SWALIM's work on land resources in Somalia has focused on assessing the characteristics of the land, the activities carried out on it and the subsequent effects of these activities. Topics covered include land forms, land cover, land use, soil characteristics, land suitability and land degradation, among others.
A combination of tools has been used, including Remote Sensing (RS), Geographic Information Systems (GIS) and Global Positioning Systems (GPS), in addition to field surveys, to collect and process data on land resources. These tools produce “rich” maps with legends that describe the different features of the maps. Based on these outputs, numerous studies and guidelines have been published on the state and use of land in Somalia. A wide variety of studies and reports can be found in our publications library under Information Management.The studies are at different detail levels - national and various areas of interest.
SWALIM studies show that the quality of the land in the country has been deteriorating as a result of intensive use and rampant mismanagement over many years. Land degradation (understood as a reduction in the capacity of the land to perform the functions and services of a healthy eco-system) has accelerated since the collapse of central government, due mainly to the lack of good land use governance and practice.

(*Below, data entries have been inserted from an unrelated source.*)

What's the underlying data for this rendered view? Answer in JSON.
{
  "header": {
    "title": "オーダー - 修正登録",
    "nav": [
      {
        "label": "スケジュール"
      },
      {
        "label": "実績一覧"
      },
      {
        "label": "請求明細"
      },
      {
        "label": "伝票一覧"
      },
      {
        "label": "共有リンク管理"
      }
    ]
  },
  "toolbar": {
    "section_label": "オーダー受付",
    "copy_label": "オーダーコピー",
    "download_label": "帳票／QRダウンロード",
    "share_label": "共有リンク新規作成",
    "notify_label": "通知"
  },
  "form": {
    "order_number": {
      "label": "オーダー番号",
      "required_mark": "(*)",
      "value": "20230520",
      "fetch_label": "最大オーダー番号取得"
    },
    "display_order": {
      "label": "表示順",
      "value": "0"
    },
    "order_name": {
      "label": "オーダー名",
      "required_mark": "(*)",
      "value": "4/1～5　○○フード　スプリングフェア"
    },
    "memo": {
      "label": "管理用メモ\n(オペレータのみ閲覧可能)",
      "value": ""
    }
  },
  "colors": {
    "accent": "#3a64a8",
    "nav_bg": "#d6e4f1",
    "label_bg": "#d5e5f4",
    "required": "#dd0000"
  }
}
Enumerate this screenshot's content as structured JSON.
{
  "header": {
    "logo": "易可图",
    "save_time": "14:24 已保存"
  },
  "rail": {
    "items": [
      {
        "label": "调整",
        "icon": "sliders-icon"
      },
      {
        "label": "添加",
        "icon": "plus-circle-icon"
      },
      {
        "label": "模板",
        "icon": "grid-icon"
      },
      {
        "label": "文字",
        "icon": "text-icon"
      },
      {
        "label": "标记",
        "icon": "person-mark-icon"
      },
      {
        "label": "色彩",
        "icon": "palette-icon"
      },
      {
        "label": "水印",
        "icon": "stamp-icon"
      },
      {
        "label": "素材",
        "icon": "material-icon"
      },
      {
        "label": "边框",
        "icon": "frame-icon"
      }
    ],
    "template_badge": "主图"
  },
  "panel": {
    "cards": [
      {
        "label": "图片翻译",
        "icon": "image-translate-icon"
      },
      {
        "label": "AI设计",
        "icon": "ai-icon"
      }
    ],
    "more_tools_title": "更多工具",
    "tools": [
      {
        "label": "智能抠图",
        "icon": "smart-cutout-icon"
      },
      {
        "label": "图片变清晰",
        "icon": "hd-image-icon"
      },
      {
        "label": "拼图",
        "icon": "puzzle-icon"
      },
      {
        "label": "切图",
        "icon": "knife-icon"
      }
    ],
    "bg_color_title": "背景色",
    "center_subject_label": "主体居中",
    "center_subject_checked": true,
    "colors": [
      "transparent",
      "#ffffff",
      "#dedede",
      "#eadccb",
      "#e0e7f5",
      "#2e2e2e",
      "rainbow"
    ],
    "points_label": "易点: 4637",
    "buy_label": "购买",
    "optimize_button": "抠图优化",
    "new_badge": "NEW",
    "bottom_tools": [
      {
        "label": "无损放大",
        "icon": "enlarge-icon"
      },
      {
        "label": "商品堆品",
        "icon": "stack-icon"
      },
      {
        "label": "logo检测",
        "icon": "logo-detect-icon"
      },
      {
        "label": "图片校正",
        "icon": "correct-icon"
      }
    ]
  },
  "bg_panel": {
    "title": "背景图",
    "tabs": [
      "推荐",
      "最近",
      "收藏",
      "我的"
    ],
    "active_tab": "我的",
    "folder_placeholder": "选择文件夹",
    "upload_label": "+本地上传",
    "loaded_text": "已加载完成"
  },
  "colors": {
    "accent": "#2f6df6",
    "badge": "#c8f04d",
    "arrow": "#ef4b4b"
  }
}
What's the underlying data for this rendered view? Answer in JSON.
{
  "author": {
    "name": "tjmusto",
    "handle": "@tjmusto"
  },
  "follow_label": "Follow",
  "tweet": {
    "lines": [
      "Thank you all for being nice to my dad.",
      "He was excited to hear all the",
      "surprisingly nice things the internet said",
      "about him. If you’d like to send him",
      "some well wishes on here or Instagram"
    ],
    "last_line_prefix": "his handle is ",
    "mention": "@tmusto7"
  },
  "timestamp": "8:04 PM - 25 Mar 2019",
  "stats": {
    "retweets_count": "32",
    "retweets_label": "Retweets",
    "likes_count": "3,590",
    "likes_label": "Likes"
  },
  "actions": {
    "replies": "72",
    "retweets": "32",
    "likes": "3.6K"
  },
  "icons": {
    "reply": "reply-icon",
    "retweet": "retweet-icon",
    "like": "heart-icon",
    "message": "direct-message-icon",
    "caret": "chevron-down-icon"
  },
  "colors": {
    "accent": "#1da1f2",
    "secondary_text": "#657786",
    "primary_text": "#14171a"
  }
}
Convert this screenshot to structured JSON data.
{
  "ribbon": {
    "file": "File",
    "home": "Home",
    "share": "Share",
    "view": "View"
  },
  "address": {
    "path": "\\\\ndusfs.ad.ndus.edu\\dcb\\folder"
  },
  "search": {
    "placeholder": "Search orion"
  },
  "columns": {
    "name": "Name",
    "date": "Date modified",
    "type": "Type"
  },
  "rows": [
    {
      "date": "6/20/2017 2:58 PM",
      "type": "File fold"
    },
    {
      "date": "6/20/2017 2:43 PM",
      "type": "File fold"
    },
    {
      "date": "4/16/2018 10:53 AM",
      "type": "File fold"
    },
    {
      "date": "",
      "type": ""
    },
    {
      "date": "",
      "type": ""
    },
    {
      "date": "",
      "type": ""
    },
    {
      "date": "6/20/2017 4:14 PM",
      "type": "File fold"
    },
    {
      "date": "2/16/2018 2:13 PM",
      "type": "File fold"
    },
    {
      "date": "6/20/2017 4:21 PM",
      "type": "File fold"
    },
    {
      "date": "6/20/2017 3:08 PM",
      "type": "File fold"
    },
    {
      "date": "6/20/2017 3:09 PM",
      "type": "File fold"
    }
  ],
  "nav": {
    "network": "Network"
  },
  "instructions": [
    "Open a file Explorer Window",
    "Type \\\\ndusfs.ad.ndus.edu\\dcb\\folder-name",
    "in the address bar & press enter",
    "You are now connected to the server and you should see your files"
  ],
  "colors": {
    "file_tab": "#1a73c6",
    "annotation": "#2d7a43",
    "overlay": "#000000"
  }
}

The resultant poor land quality has compromised crop and livestock production, contributing to perpetual food insecurity, low incomes and widespread poverty.